Why are the works of our greatest painters being housed in this rusty tin shed?
A collection of nationally significant paintings from the Hermannsburg School, including watercolours by famed artist Albert Namatjira, are being stored in a converted tool shop exposed to dust, light and bugs.
Nicholas Williams outside the the old toolshop that houses the Hermannsburg collection including works by Albert Namatjira, in Hermannsburg NT, Thursday, April 13, 2023. Paintings by Albert Namatjira and his famed watercolour school are being kept in a converted tool shop in the NT town where his legacy means the most. (AAP Image/ Emma Smith) NO ARCHIVING
The mission at Hermannsburg, also known as Ntaria, in the Northern Territory was once the home of Namatjira, who in the 1930s became the first Aboriginal artist to paint the land in western-style watercolours.
It led to international fame, with the style of Namatjira and his fellow artists becoming known as the Hermannsburg School, their paintings displayed in galleries around Australia and internationally.
But in the remote town where the movement began, 84 paintings are stored in an old corrugated iron mechanical workshop, part of which has been sectioned off and lined with shipping container panels to convert it into a gallery and storage area.
In the extreme climate of central Australia, it’s not properly temperature-controlled or air sealed and the light is too harsh for watercolour paint.
“Watercolours don’t like moisture and the bugs get in,” Finke River Mission operations manager Wayne Beven told AAP.

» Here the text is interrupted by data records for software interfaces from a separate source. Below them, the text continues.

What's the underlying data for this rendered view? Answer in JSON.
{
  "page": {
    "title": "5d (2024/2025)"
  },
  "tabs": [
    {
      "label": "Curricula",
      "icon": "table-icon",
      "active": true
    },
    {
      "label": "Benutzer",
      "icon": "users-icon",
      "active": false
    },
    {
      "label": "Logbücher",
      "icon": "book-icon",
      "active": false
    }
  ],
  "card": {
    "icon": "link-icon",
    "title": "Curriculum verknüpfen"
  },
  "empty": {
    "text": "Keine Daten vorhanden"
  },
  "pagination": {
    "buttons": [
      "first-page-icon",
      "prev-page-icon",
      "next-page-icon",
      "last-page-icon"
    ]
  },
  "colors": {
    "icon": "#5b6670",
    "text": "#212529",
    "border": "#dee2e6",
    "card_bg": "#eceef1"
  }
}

Among his many jobs at the Mission, Beven looks after the collection for the town’s historical society, chaired by Western Arrarnta man Nicholas Williams.

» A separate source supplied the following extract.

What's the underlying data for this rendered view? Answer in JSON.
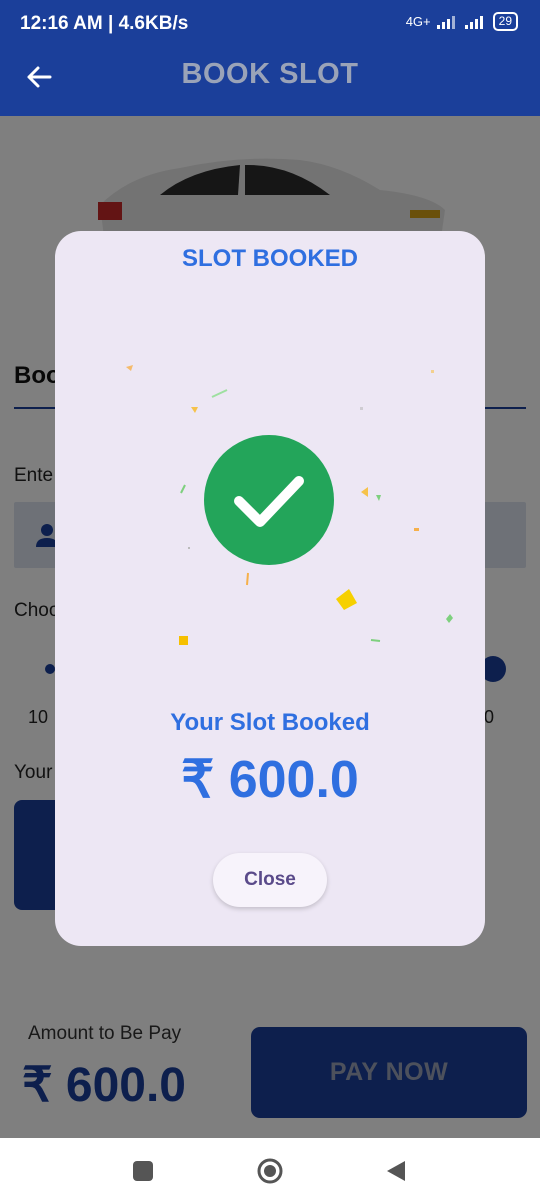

They are doing their best but Williams says a lack of facilities has forced the community to turn down offers to return important works to Hermannsburg.
“There’s a lot of families that want to donate. We just can’t take them. We’ve had to say no,” he said.
The paintings often end up 130km to the east at Araluen Arts Centre in Alice Springs.
Williams says his community is missing out.
“There’s a lot of things that we could do … we could be making money off that for further works and restoration,” he said.
Both would like to see the gallery upgraded or a new facility built to stop the artworks from degrading.
A 2016 audit found a woomera and a faded painting, both by Namatjira, had deteriorated so much that their aesthetic integrity had been compromised, although the damage happened before they were moved to Hermannsburg.
Quite apart from the watercolours, there are about 800 artefacts in the historic precinct still to be assessed – a record of the Mission that was established in 1877 and provided some sanctuary for Arrarnta people during frontier violence.
A 2017 expert assessment found the collection was “of national significance and responsibility”, and recommended hiring professionals to manage it long-term.
Six years later, that hasn’t happened.
Alison French, one of the authors of the report who has penned two books on Albert Namatjira, says Indigenous curatorial expertise is crucial.
“I’m disappointed that has not been supplied for the community,” French told AAP.
Through a series of small grants from the National Library of Australia, expert conservator Eric Archer remounted and reframed 30 of the highest priority paintings in 2019, including works by Namatjira, Lindberg Inkamala, Reuben and Otto Pareroultja, Richard Moketarinja and Therese Ryder.
Archer says given the conditions, the paintings appear in surprisingly good shape.
“There was quite a bit of surface dirt build-up, a few mechanical problems, a little bit of mould that caused some discolouration,” he told AAP.
While the National Museum has shown some interest, there is no funding or plan in place to restore the rest of the paintings.
Indigenous culture is a key plank of the Federal Government’s recent national cultural policy and it has committed $80 million to a National Aboriginal Art Gallery in Alice Springs.
Yet those in Hermannsburg don’t see Alice Springs as an option – almost everyone AAP spoke to for this story felt the collection is valuable not only due to its contents but where it is located – in the community where it matters most.
Local guide Benjamin Kenny explained that while most people looking at a Hermannsburg landscape would see a beautiful painting, he can also see dreaming stories of the country around him.
The Western Arrernte man said the colours of the Hermannsburg School “brought the landscape back alive” – and the paintings have a broader message too.
“Albert Namatjira not only painted for his people but people travelling all over the world. They would remember his painting and think: ‘This is Australia. This is where I’m from’.”
AAP travelled with the assistance of Tourism NT.